The Stormers have some impressive depth at loose forward with Boks Burger, Duane Vermeulen and Siya Kolisi being pushed by the likes of Nizaam Carr, Deon Fourie, Rynhardt Elstadt and Michael Rhodes.
Burger believes that this opens up opportunities to rotate players in order to keep them at their peak throughout the season.
"Super Rugby is notoriously tough on loose forwards, especially down in Cape Town, so maybe we can get some rotation happening. Resting a few guys here and there might work in our favour, we have got phenomenal loose forwards and we have got some interesting options to look at.
"There are a lot of youngsters, a lot of talent and we have just got to get the balance right in the loose trio. We have got a lot of options to explore so it is exciting. There are other positions where we might be a bit thin, but not at loose forward.
"A little competition is always good, it keeps you on your toes, and I think it will really spur us on as a combination," he said.
One of Burger's main strengths is his versatility, having started his career on the openside and eventually moving to the blindside, and he is confident that he will be able to adapt his game to the needs of the team this season.
"I think I will be pretty much open to every position, it is just about getting the right combinations. I don't think it is an area of concern, we have got so much depth at loose forward," he said.
The 68-Test veteran feels that he added a more creative element to his game after winning the World Cup in 2007, and is keen to continue that trend when he gets the chance this season.
"I think I started developing my game around 2007, it takes a while but I started getting it right towards the end. I will try and offload a bit more than maybe some of the other guys.
"There is a balance, certain games don't allow you to do that, you feel like you are under pressure to bust the line and other times there is a bit more space and a bit more freedom," he said.
Those expecting Burger to be the player he was two years ago from the outset this season are likely to be disappointed, but despite the inevitable rustiness there is no doubt that his time out injured has provided plenty of motivation.

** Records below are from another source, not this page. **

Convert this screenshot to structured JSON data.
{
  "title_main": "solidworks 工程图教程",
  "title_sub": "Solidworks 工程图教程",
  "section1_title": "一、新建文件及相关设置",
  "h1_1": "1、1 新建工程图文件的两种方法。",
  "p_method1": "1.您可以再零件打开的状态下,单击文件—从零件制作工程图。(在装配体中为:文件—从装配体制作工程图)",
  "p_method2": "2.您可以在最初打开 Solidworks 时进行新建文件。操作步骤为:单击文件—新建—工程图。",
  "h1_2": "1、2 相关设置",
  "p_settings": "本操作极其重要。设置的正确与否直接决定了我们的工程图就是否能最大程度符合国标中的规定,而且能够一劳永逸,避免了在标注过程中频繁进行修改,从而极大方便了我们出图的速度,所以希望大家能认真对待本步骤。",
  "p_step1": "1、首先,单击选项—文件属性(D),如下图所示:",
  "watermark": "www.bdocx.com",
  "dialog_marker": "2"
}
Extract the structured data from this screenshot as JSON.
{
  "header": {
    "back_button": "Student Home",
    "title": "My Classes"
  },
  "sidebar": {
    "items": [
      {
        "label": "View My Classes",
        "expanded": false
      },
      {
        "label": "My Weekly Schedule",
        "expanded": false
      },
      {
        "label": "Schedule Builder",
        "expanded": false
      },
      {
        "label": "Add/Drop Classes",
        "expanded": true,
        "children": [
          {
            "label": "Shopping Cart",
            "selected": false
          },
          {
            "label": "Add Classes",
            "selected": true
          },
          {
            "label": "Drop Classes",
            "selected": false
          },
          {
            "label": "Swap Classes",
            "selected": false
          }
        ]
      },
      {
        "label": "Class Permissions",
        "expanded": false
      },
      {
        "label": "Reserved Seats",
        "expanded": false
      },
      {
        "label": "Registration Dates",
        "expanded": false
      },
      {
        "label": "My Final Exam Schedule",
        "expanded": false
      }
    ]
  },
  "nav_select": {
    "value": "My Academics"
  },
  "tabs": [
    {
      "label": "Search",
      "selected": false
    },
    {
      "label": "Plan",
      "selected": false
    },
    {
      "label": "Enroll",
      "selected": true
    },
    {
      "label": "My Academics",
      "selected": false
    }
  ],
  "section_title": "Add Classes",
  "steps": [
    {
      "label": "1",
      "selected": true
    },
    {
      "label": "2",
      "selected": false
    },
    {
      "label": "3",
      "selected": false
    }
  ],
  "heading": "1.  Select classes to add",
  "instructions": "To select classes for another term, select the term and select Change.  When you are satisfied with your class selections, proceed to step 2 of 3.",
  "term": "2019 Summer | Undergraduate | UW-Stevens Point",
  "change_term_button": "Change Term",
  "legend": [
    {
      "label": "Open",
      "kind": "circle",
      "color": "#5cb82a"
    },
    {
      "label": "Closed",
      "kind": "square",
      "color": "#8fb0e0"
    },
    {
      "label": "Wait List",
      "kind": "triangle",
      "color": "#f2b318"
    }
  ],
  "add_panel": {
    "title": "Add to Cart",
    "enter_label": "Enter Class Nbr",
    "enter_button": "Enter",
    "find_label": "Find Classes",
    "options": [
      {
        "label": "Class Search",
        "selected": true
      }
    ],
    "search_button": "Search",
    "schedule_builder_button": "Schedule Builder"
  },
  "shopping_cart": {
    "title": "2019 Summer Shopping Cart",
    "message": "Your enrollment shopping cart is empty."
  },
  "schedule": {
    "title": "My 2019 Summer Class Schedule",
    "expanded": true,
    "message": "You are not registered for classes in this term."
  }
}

In fact, his assessment of Matfield's comeback could well be applied to himself: "He is a quality player and you would be a fool to bet against him."
By Michael de Vries